Researchers in China identified four key population categories useful in guiding COVID-19 public health policies aimed at minimizing the spread of the disease and reducing fatalities. The team, led by Dr. Baoguo Jiang of the Department of Orthopedics & Traumatology at Peking University People's Hospital, published their findings in the journal Precision Clinical Medicine on May 28.
Coronavirus and the imposition of lockdown this year 'significantly raised' mental health challenges, particularly so for the most vulnerable groups, including those shielding, according to the first study to look at people's coping styles in face of the pandemic.
Memory loss among older Australians is on the rise as the Baby Boomer generation enters retirement - but a new technique tested by Flinders University researchers that investigates cognitive skills through eye-tracking technology may be used to help incorporate all older people's preferences into aged care policy and practice.
New research has found that adolescents who promised to be truthful were less likely to 'cheat' than those who did not, even when they could not be found out.
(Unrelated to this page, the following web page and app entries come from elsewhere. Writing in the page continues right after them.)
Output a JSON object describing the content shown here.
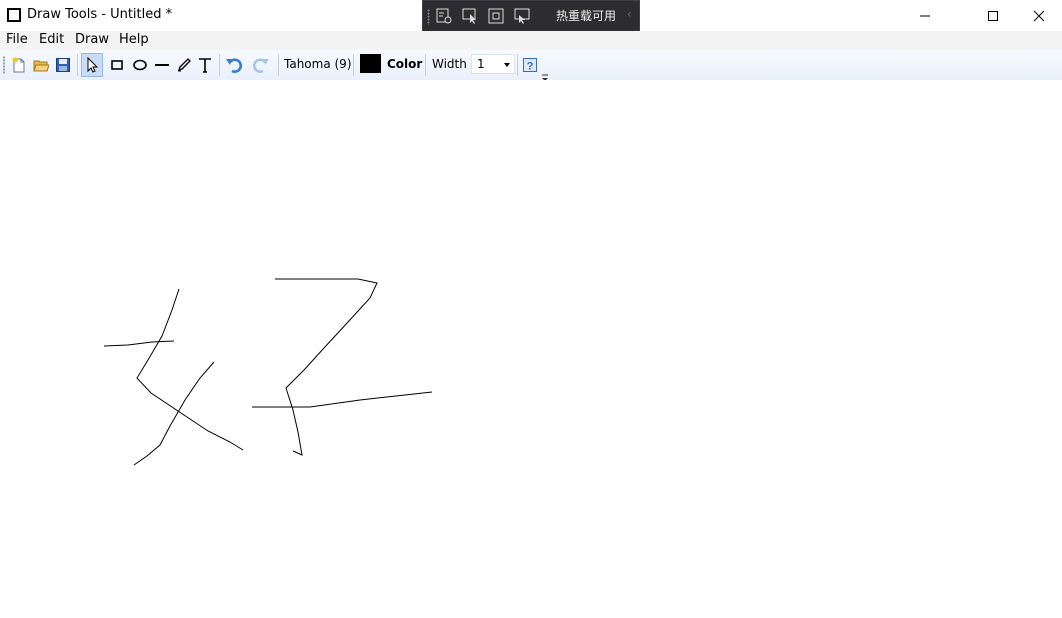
{
  "window": {
    "title": "Draw Tools - Untitled *"
  },
  "debug_toolbar": {
    "hot_reload_label": "热重载可用"
  },
  "menu": {
    "items": [
      "File",
      "Edit",
      "Draw",
      "Help"
    ]
  },
  "toolbar": {
    "font_label": "Tahoma (9)",
    "color_label": "Color",
    "width_label": "Width",
    "width_value": "1",
    "current_color": "#000000"
  },
  "colors": {
    "toolbar_bg": "#e8f0fb",
    "debug_bg": "#2d2d30",
    "active_tool": "#c9dcf5"
  }
}
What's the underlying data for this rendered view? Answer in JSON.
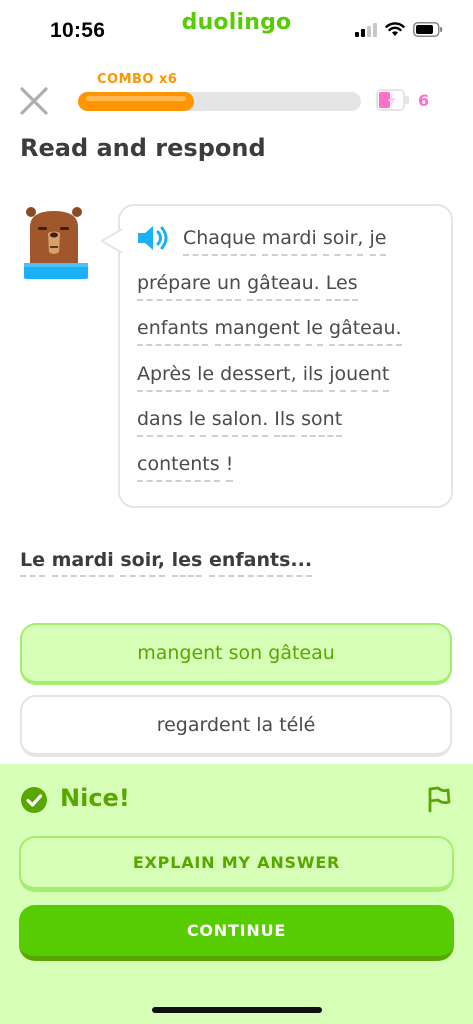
{
  "status_bar": {
    "time": "10:56",
    "app_name": "duolingo",
    "icons": [
      "signal-icon",
      "wifi-icon",
      "battery-icon"
    ]
  },
  "header": {
    "combo_label": "COMBO x6",
    "progress": 0.41,
    "energy_count": "6",
    "colors": {
      "progress": "#ff9600",
      "energy": "#ff6ec7"
    }
  },
  "prompt": {
    "title": "Read and respond"
  },
  "passage": {
    "lines": [
      [
        "Chaque",
        "mardi",
        "soir,",
        "je"
      ],
      [
        "prépare",
        "un",
        "gâteau.",
        "Les"
      ],
      [
        "enfants",
        "mangent",
        "le",
        "gâteau."
      ],
      [
        "Après",
        "le",
        "dessert,",
        "ils",
        "jouent"
      ],
      [
        "dans",
        "le",
        "salon.",
        "Ils",
        "sont"
      ],
      [
        "contents",
        "!"
      ]
    ]
  },
  "question": {
    "words": [
      "Le",
      "mardi",
      "soir,",
      "les",
      "enfants..."
    ]
  },
  "choices": [
    {
      "label": "mangent son gâteau",
      "state": "correct"
    },
    {
      "label": "regardent la télé",
      "state": "default"
    }
  ],
  "feedback": {
    "title": "Nice!",
    "explain_label": "EXPLAIN MY ANSWER",
    "continue_label": "CONTINUE",
    "colors": {
      "background": "#d7ffb8",
      "accent": "#58a700",
      "button": "#58cc02"
    }
  }
}
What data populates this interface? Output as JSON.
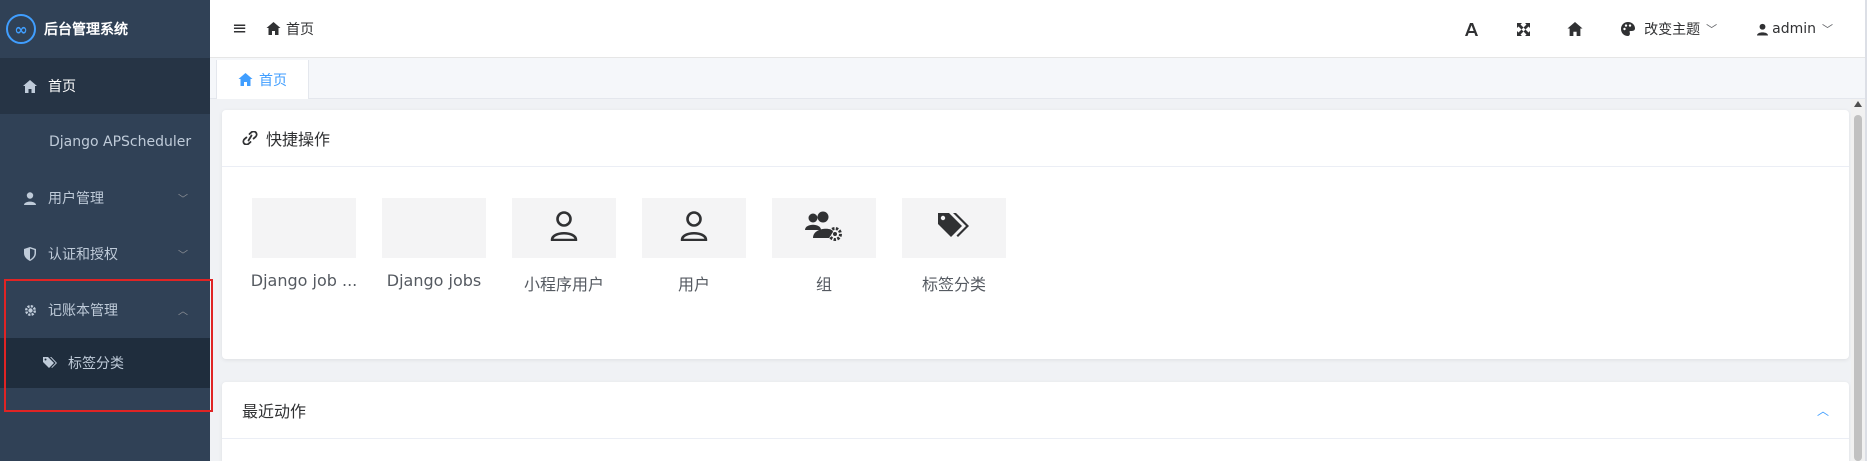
{
  "app": {
    "title": "后台管理系统"
  },
  "sidebar": {
    "items": [
      {
        "label": "首页",
        "icon": "home-icon"
      },
      {
        "label": "Django APScheduler"
      },
      {
        "label": "用户管理",
        "icon": "user-icon",
        "expandable": true
      },
      {
        "label": "认证和授权",
        "icon": "shield-icon",
        "expandable": true
      },
      {
        "label": "记账本管理",
        "icon": "gear-icon",
        "expandable": true,
        "expanded": true
      }
    ],
    "submenu": [
      {
        "label": "标签分类",
        "icon": "tags-icon"
      }
    ]
  },
  "header": {
    "breadcrumb": "首页",
    "theme_label": "改变主题",
    "user_label": "admin"
  },
  "tabs": [
    {
      "label": "首页",
      "active": true
    }
  ],
  "quick_ops": {
    "title": "快捷操作",
    "items": [
      {
        "label": "Django job ...",
        "icon": ""
      },
      {
        "label": "Django jobs",
        "icon": ""
      },
      {
        "label": "小程序用户",
        "icon": "user-outline-icon"
      },
      {
        "label": "用户",
        "icon": "user-outline-icon"
      },
      {
        "label": "组",
        "icon": "users-cog-icon"
      },
      {
        "label": "标签分类",
        "icon": "tags-icon"
      }
    ]
  },
  "recent": {
    "title": "最近动作"
  },
  "colors": {
    "sidebar_bg": "#304156",
    "accent": "#409eff",
    "highlight_border": "#e02424"
  }
}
A new statistical model may help scientists understand how animals make inferences about whether their surroundings are novel or haven't changed enough to be regarded a new context.
New research from the Indiana University Kelley School of Business found that when a company is in bankruptcy, its advertising and research and development investments can cut both ways. They increase the odds of surviving for some bankrupt companies and decrease the odds for others.
Men and women react differently to different types of infidelity. But new findings about how we forgive unfaithfulness on the part of our partners surprised researchers.
New research shows that children only learn to do jigsaw puzzles once they have reached a certain stage of development. Three-year-olds use trial and error, but four-year-olds are able to use information in the picture to complete the puzzles. The research team say this understanding is the foundation of learning to draw and paint.
Teenagers who tend to pay more attention to sad faces are more likely to develop depression, but specifically within the context of stress, according to new research from Binghamton University, State University of New York.
Sogndal football/soccer teams from Vestland county in Norway have now been studied by specialists. Football coaches often consider the players with the greatest passion and grit to be the best.